Problem to work on
Please repeat every entry exactly as given, apart from dropping the images.

Working data
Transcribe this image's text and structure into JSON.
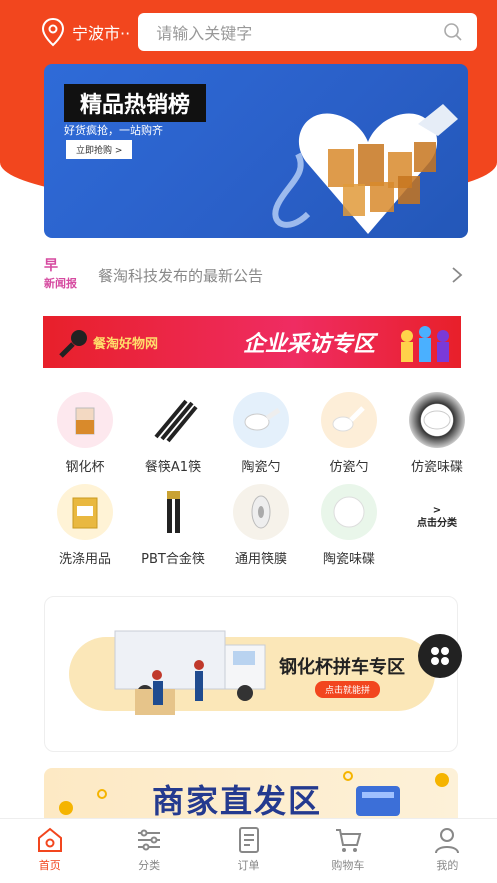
{
  "header": {
    "city": "宁波市··",
    "search_placeholder": "请输入关键字"
  },
  "banner": {
    "title": "精品热销榜",
    "subtitle": "好货疯抢，一站购齐",
    "button": "立即抢购 >"
  },
  "notice": {
    "logo_top": "早",
    "logo_bottom": "新闻报",
    "text": "餐淘科技发布的最新公告"
  },
  "interview": {
    "brand": "餐淘好物网",
    "title": "企业采访专区"
  },
  "categories": [
    {
      "label": "钢化杯"
    },
    {
      "label": "餐筷A1筷"
    },
    {
      "label": "陶瓷勺"
    },
    {
      "label": "仿瓷勺"
    },
    {
      "label": "仿瓷味碟"
    },
    {
      "label": "洗涤用品"
    },
    {
      "label": "PBT合金筷"
    },
    {
      "label": "通用筷膜"
    },
    {
      "label": "陶瓷味碟"
    },
    {
      "label": ">\n点击分类"
    }
  ],
  "promo": {
    "title": "钢化杯拼车专区",
    "button": "点击就能拼"
  },
  "merchant": {
    "title": "商家直发区"
  },
  "tabs": [
    {
      "label": "首页",
      "icon": "home-icon",
      "active": true
    },
    {
      "label": "分类",
      "icon": "sliders-icon",
      "active": false
    },
    {
      "label": "订单",
      "icon": "order-icon",
      "active": false
    },
    {
      "label": "购物车",
      "icon": "cart-icon",
      "active": false
    },
    {
      "label": "我的",
      "icon": "user-icon",
      "active": false
    }
  ],
  "colors": {
    "accent": "#f2461e",
    "banner_blue": "#2f6bd8",
    "merchant_text": "#243a8f"
  }
}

Output
Transcribe this image's text and structure into JSON.
{
  "header": {
    "city": "宁波市··",
    "search_placeholder": "请输入关键字"
  },
  "banner": {
    "title": "精品热销榜",
    "subtitle": "好货疯抢，一站购齐",
    "button": "立即抢购 >"
  },
  "notice": {
    "logo_top": "早",
    "logo_bottom": "新闻报",
    "text": "餐淘科技发布的最新公告"
  },
  "interview": {
    "brand": "餐淘好物网",
    "title": "企业采访专区"
  },
  "categories": [
    {
      "label": "钢化杯"
    },
    {
      "label": "餐筷A1筷"
    },
    {
      "label": "陶瓷勺"
    },
    {
      "label": "仿瓷勺"
    },
    {
      "label": "仿瓷味碟"
    },
    {
      "label": "洗涤用品"
    },
    {
      "label": "PBT合金筷"
    },
    {
      "label": "通用筷膜"
    },
    {
      "label": "陶瓷味碟"
    },
    {
      "label": ">\n点击分类"
    }
  ],
  "promo": {
    "title": "钢化杯拼车专区",
    "button": "点击就能拼"
  },
  "merchant": {
    "title": "商家直发区"
  },
  "tabs": [
    {
      "label": "首页",
      "icon": "home-icon",
      "active": true
    },
    {
      "label": "分类",
      "icon": "sliders-icon",
      "active": false
    },
    {
      "label": "订单",
      "icon": "order-icon",
      "active": false
    },
    {
      "label": "购物车",
      "icon": "cart-icon",
      "active": false
    },
    {
      "label": "我的",
      "icon": "user-icon",
      "active": false
    }
  ],
  "colors": {
    "accent": "#f2461e",
    "banner_blue": "#2f6bd8",
    "merchant_text": "#243a8f"
  }
}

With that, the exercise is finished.